| WORK INSTRUCTIONS |
Scan the data for "Feedback" and copy each matching line.

(Source data)
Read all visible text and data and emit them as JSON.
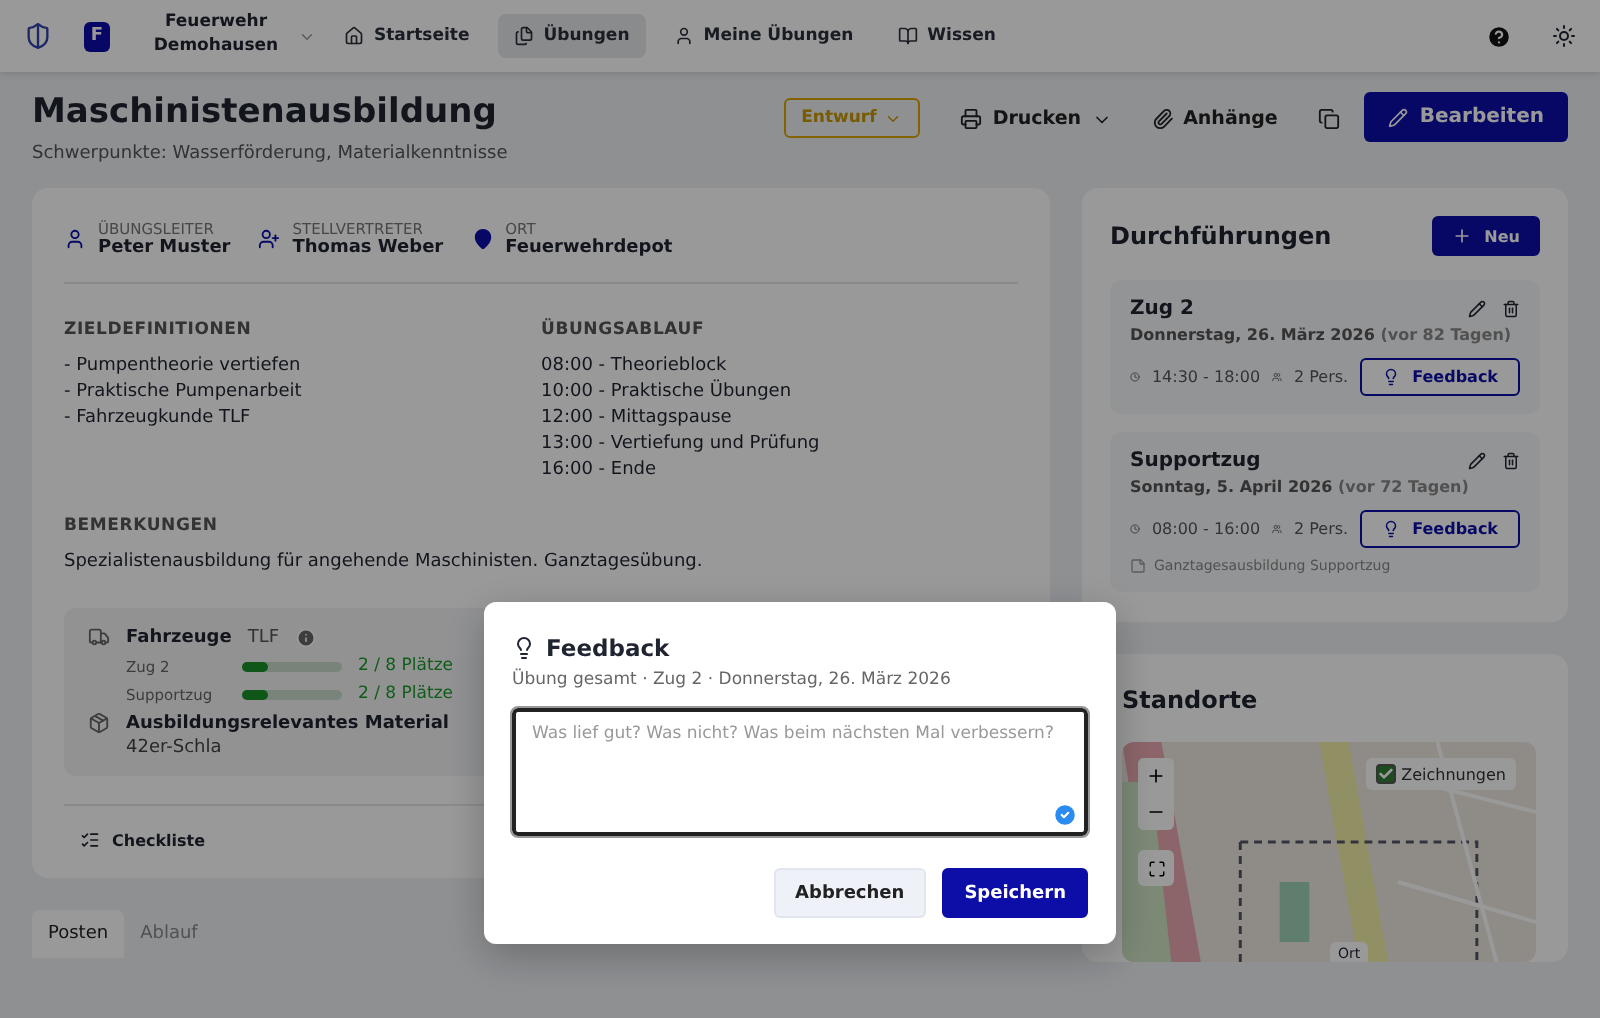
{
  "nav": {
    "org_badge": "F",
    "org_name": "Feuerwehr Demohausen",
    "items": [
      {
        "label": "Startseite",
        "selected": false
      },
      {
        "label": "Übungen",
        "selected": true
      },
      {
        "label": "Meine Übungen",
        "selected": false
      },
      {
        "label": "Wissen",
        "selected": false
      }
    ]
  },
  "header": {
    "title": "Maschinistenausbildung",
    "subtitle": "Schwerpunkte: Wasserförderung, Materialkenntnisse",
    "status": "Entwurf",
    "print": "Drucken",
    "attachments": "Anhänge",
    "edit": "Bearbeiten"
  },
  "people": [
    {
      "label": "ÜBUNGSLEITER",
      "value": "Peter Muster"
    },
    {
      "label": "STELLVERTRETER",
      "value": "Thomas Weber"
    },
    {
      "label": "ORT",
      "value": "Feuerwehrdepot"
    }
  ],
  "goals": {
    "title": "ZIELDEFINITIONEN",
    "lines": [
      "- Pumpentheorie vertiefen",
      "- Praktische Pumpenarbeit",
      "- Fahrzeugkunde TLF"
    ]
  },
  "schedule": {
    "title": "ÜBUNGSABLAUF",
    "lines": [
      "08:00 - Theorieblock",
      "10:00 - Praktische Übungen",
      "12:00 - Mittagspause",
      "13:00 - Vertiefung und Prüfung",
      "16:00 - Ende"
    ]
  },
  "remarks": {
    "title": "BEMERKUNGEN",
    "text": "Spezialistenausbildung für angehende Maschinisten. Ganztagesübung."
  },
  "resources": {
    "vehicles_label": "Fahrzeuge",
    "vehicles_tag": "TLF",
    "vehicles": [
      {
        "name": "Zug 2",
        "level": 0.25,
        "reading": "2 / 8 Plätze"
      },
      {
        "name": "Supportzug",
        "level": 0.25,
        "reading": "2 / 8 Plätze"
      }
    ],
    "material_label": "Ausbildungsrelevantes Material",
    "material_value": "42er-Schla"
  },
  "checklist": "Checkliste",
  "tabs": [
    {
      "label": "Posten",
      "selected": true
    },
    {
      "label": "Ablauf",
      "selected": false
    }
  ],
  "runs": {
    "title": "Durchführungen",
    "new": "Neu",
    "items": [
      {
        "title": "Zug 2",
        "date": "Donnerstag, 26. März 2026",
        "relative": "(vor 82 Tagen)",
        "time": "14:30 - 18:00",
        "persons": "2 Pers.",
        "feedback": "Feedback"
      },
      {
        "title": "Supportzug",
        "date": "Sonntag, 5. April 2026",
        "relative": "(vor 72 Tagen)",
        "time": "08:00 - 16:00",
        "persons": "2 Pers.",
        "feedback": "Feedback",
        "note": "Ganztagesausbildung Supportzug"
      }
    ]
  },
  "locations": {
    "title": "Standorte",
    "layer_toggle": {
      "label": "Zeichnungen",
      "checked": true
    },
    "marker": "Ort"
  },
  "modal": {
    "title": "Feedback",
    "subtitle": "Übung gesamt · Zug 2 · Donnerstag, 26. März 2026",
    "placeholder": "Was lief gut? Was nicht? Was beim nächsten Mal verbessern?",
    "cancel": "Abbrechen",
    "save": "Speichern"
  }
}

| ANSWER FOR THE TASK |
        "feedback": "Feedback"
        "feedback": "Feedback",
    "title": "Feedback",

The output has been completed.